Assistant Professor, Department of Psychology
University of Central Florida
Huy Le is an assistant professor in the Department of Psychology at University of Central Florida. His research interests include personnel selection, cross-cultural issues, psychometrics, and quantitative research methods (meta-analysis, Monte-Carlo simulation). He has published in journals such as Psychological Bulletin, Psychological Methods, Journal of Applied Psychology, Personnel Psychology, Personality and Social Psychology Bulletin, Educational and Psychological Measurement, Organizational Research Methods, Journal of Educational Psychology, International Journal of Selection and Assessment . Huy Le received his undergraduate degree in electrical engineering at Vietnam National University, Vietnam. He has worked for an international trading company for eight years before going back to graduate school. Huy Le received his Ph.D. degree in Human Resource Management at the University of Iowa in 2003. He has recently elected to be a member of the Society for Research Synthesis Methodology. This is an organization that is limited to 65 elected members and is intended to both recognize the accomplishments of productive scholars and provide a forum for exchanges that will advance research synthesis methodology.
Two Biggest Challenges We Have to Overcome
- Outcomes of managerial practices are generally difficult to quantify, not imminent (it takes a long time to see the effects), and perceived as not relevant to organizational bottom-lines (e.g., the improvement of employees' job satisfaction are not seen as directly causing improvement in productivity). In other words, the links between managerial practices and outcomes that are important to organizations are difficult to see. Thus, to overcome such difficulty, I think we need to provide organizations with the types of evidences as in Huselid (1995; The impact of human resource management practices on turnover, productivity, and corporate financial performance. Academy of Management Journal , 38, 635-672 ), or the estimation of economic implications of the utility of personnel section practices (Schmidt, Hunter, & Outerbridbge, 1986, The economic impact of job selection methods on size, productivity, and payroll costs of the federal work force: An empirically based demonstration. Personnel Psychology, 39, 1-29).
- Organizational politics, priorities, pressures from stakeholders, social and political climates: All these factors may influence the types of practices organizations are likely to adopt, notwithstanding all the relevant evidences we can provide. Schmidt (2006, The orphan area for meta-analysis: Personnel selection. The Industrial and Organizational Psychologist, 44 , 25-28) has bemoaned the continuing rejection of one of the most robust evidences we have had in years of research in industrial psychology: use of general mental ability test in personnel selection.
Factors in Favor of Our Making Evidence-based Management a Reality

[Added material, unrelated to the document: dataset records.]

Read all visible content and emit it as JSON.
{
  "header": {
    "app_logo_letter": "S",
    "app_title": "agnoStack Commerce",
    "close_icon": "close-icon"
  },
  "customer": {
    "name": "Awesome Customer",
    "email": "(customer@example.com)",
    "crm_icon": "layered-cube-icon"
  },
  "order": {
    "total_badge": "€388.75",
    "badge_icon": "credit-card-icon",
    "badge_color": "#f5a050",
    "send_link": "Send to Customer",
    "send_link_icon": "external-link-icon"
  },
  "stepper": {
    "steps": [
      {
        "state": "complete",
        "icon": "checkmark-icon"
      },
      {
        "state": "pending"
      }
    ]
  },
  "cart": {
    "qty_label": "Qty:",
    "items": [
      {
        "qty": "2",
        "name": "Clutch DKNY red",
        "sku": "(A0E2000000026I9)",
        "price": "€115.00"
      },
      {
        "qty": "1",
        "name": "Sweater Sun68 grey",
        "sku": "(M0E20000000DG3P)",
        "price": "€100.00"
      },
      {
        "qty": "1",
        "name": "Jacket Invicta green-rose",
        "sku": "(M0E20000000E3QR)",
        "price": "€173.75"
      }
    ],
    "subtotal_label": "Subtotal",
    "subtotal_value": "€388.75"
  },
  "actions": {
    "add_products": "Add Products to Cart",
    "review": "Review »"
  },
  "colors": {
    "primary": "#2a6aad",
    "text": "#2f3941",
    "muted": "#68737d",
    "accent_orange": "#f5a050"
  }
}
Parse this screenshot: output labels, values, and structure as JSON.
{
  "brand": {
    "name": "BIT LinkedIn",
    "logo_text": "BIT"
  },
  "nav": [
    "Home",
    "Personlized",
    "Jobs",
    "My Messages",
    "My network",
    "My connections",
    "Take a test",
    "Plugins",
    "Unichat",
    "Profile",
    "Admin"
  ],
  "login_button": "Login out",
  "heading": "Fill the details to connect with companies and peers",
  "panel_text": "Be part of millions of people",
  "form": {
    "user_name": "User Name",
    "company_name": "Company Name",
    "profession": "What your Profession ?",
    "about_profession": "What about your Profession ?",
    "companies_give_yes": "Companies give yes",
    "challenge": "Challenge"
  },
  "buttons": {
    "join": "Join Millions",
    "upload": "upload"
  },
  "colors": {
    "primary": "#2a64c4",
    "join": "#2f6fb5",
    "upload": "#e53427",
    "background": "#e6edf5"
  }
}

I see many advantages, including the formation of this EBM collaborative, which, as far as I know, is the first systematic endeavor to deal with the problem. However, in order to avoid further echoing others have to say, I'm mentioning just one advantage which is relevant to the areas of my expertise: The developments and continuously refinement of meta-analysis methods. These methodological advancements have contributed to improvement in the accuracy and applications of meta-analysis methods, thereby enabling the increasing acceptance of meta-analytic findings. I think one reason which accounts for the reluctance that organizations have in adopting academic research findings is that research results are often inconsistent, thereby confusing to practitioners and researchers alike. Meta-analyses obviously help address the inconsistencies. Findings from meta-analyses allow researchers to provide “general rules” that are “user-friendly” and therefore easily accepted by organizations. Meta-analysis, being one of the tenets of EBM, has potential in eventually bridging the research-practice gaps.